Peripheral Artery Disease
What is peripheral arterial disease?
Atherosclerosis, also known as “hardening of the arteries”, is a disease in which fat, cholesterol and calcium (plaque) build up inside the vessels that transport blood around the body (arteries). Over time plaque hardens causing narrowing of the vessels and limits the flow of blood. Vessels severely affected can become completely blocked. When it affects the peripheral arteries in the legs it can cause problems walking, pain in the legs and feet, ulcers and in advanced cases gangrene. Patients with peripheral arterial disease are also at risk of heart and carotid disease.
What causes peripheral arterial disease?
Some things that cannot be changed, such as male gender and advanced age, are associated with peripheral arterial disease. Modifiable risk factors that can be addressed include being overweight, high blood pressure, high cholesterol and high blood sugar in patients with diabetes. Smoking is also a risk factor and patients should carefully consider the benefits of quitting, especially if they require procedures to help restore the blood supply to the legs as these are much less likely to work in active smokers, seek advice from your GP.
How do I know if I have peripheral arterial disease?
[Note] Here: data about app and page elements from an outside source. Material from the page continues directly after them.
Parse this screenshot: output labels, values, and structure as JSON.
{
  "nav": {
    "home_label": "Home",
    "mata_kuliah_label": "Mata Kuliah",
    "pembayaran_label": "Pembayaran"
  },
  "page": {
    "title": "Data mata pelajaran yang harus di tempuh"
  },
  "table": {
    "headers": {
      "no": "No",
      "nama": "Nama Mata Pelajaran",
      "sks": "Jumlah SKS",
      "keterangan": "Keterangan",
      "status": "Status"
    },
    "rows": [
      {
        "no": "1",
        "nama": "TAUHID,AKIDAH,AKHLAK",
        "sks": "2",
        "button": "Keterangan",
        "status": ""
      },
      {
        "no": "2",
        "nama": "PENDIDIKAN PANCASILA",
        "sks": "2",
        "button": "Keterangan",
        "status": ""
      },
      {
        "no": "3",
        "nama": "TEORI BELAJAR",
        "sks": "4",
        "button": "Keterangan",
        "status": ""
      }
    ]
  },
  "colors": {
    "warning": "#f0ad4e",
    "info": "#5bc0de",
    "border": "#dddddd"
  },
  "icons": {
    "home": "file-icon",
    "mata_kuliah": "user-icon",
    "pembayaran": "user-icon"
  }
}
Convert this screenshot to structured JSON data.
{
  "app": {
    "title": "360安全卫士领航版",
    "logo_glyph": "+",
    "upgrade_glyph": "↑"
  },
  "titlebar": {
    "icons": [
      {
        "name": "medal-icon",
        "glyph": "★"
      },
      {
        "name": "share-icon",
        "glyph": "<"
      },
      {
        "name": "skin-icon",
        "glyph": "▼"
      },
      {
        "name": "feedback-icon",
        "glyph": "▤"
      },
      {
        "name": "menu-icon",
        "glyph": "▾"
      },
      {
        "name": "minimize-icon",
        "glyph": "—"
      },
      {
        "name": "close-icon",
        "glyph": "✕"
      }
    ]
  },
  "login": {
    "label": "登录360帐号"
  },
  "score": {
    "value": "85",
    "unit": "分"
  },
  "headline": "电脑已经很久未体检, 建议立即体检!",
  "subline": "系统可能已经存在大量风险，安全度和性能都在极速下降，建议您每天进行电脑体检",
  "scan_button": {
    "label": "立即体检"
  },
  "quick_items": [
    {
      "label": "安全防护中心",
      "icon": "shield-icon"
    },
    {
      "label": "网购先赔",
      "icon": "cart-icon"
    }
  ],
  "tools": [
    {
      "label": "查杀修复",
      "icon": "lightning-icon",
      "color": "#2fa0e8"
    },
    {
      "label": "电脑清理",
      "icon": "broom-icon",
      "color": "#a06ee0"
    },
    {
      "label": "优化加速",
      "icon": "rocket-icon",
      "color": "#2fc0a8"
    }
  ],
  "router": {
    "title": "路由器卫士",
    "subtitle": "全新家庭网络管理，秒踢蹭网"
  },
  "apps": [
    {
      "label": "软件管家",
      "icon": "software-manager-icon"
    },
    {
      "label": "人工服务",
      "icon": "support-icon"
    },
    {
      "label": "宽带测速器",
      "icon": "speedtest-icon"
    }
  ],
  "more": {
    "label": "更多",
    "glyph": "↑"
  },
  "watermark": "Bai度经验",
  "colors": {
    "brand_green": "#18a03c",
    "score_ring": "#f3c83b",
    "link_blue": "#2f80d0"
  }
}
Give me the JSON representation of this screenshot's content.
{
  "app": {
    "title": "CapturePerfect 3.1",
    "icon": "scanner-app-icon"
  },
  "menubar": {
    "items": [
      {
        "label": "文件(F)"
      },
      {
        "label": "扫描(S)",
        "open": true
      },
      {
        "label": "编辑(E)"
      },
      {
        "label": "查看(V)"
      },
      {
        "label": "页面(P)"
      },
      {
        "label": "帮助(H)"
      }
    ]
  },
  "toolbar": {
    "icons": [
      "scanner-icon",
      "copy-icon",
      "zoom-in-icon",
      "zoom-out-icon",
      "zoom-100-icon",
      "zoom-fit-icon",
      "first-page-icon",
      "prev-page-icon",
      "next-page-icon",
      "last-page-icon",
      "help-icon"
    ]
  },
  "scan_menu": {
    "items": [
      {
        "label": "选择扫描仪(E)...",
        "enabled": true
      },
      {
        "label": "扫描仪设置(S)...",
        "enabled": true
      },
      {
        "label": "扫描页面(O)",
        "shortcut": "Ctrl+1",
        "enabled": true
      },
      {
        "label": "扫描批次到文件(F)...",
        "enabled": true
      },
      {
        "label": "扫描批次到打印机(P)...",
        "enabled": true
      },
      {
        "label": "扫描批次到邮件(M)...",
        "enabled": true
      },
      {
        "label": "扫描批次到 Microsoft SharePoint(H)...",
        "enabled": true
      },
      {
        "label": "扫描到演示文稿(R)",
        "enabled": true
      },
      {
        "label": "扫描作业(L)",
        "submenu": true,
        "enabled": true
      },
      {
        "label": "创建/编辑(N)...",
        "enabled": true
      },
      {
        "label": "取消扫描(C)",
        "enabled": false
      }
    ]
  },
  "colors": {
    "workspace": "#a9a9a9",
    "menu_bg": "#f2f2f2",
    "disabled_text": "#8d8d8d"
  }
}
Identifying patients with blocked arteries in the legs can be done by measuring the blood pressure at the level of the ankles and comparing it to the blood pressure in the arm (ankle-brachial pressure index). This test has limitations especially in patients with heavily diseased arteries and with diabetes. More detailed information can be obtained with an ultrasound scan. Ultrasound is a non-invasive test that uses high frequency sound waves to obtain images or extent of the disease .It is not painful and does not require any injection or radiation and performed by an experienced vascular sonographer.
What problems can peripheral arterial disease cause?
Pain in the leg muscles that occurs when walking and is relived with rest (intermittent claudication) is a common problem in patients with peripheral arterial disease. This can be especially problematic when walking uphill and for some patients can significantly limit their mobility. In more advanced cases patients can experience pain when resting and particularly at night, ulcers and gangrene. If not appropriately treated to restore blood flow to the leg, a proportion of patients will go onto require amputation of the leg. Patients with uncontrolled diabetes, those on dialysis and active smokers are at highest risk. Early identification of patients at risk is essential to avoid these devastating complications.
How can peripheral arterial disease be treated?
The most important thing is to address the causes of peripheral arterial disease outlined above. Simple measures such as losing weight through diet and exercise are important. Patients with intermittent claudication should continue to walk regularly and need to understand that although they will still continue to experience pain, damage is not being done to the leg. Patients should also discuss with their GP the potential benefits of being on aspirin to thin the blood and reduce the risk of blood clots. Patients should also consider being investigated for heart and carotid disease as the causes of peripheral arterial disease and heart and carotid disease are the same.
What are the options for more severe peripheral arterial disease?
Intervention for peripheral arterial disease has traditionally involved open vascular surgery, such as endarterectomy to clean out the artery directly or bypass to restore flow beyond the blockage. However, more recently the development of minimally invasive keyhole surgery (endovascular surgery) through the groin allows for restoration of flow through angioplasty, where balloons are used to open the arteries, and stenting (inserting a scaffold), where a scaffold is used to hold arteries open. A patients’ suitability for open vascular surgery or endovascular surgery depends on a detailed examination of the arteries using angiography where dye is used to image the arteries.
What are the risks associated with vascular surgery?
Open vascular surgical operations are major procedures. Careful consideration needs to be given in relation to the risks versus the benefits. There can be complications such as infection, failed grafts, development of blood clots or heart and lung problems. Complications are more likely to occur ally in patients who continue to smoke.
Minimally invasive endovascular surgery has fewer risks, but complications can occur including damage to the groin arteries accessed during the procedure and kidney damage from the dye used to image the arteries. Dr Freeman has extensive experience in managing patients with peripheral arterial disease and can advise whether you are best treated non-operatively, with surgery or with endovascular treatment.
Sydney Vascular Ultrasound provides specialised vascular and venous diagnostic imaging in Burwood, Bankstown and Liverpool.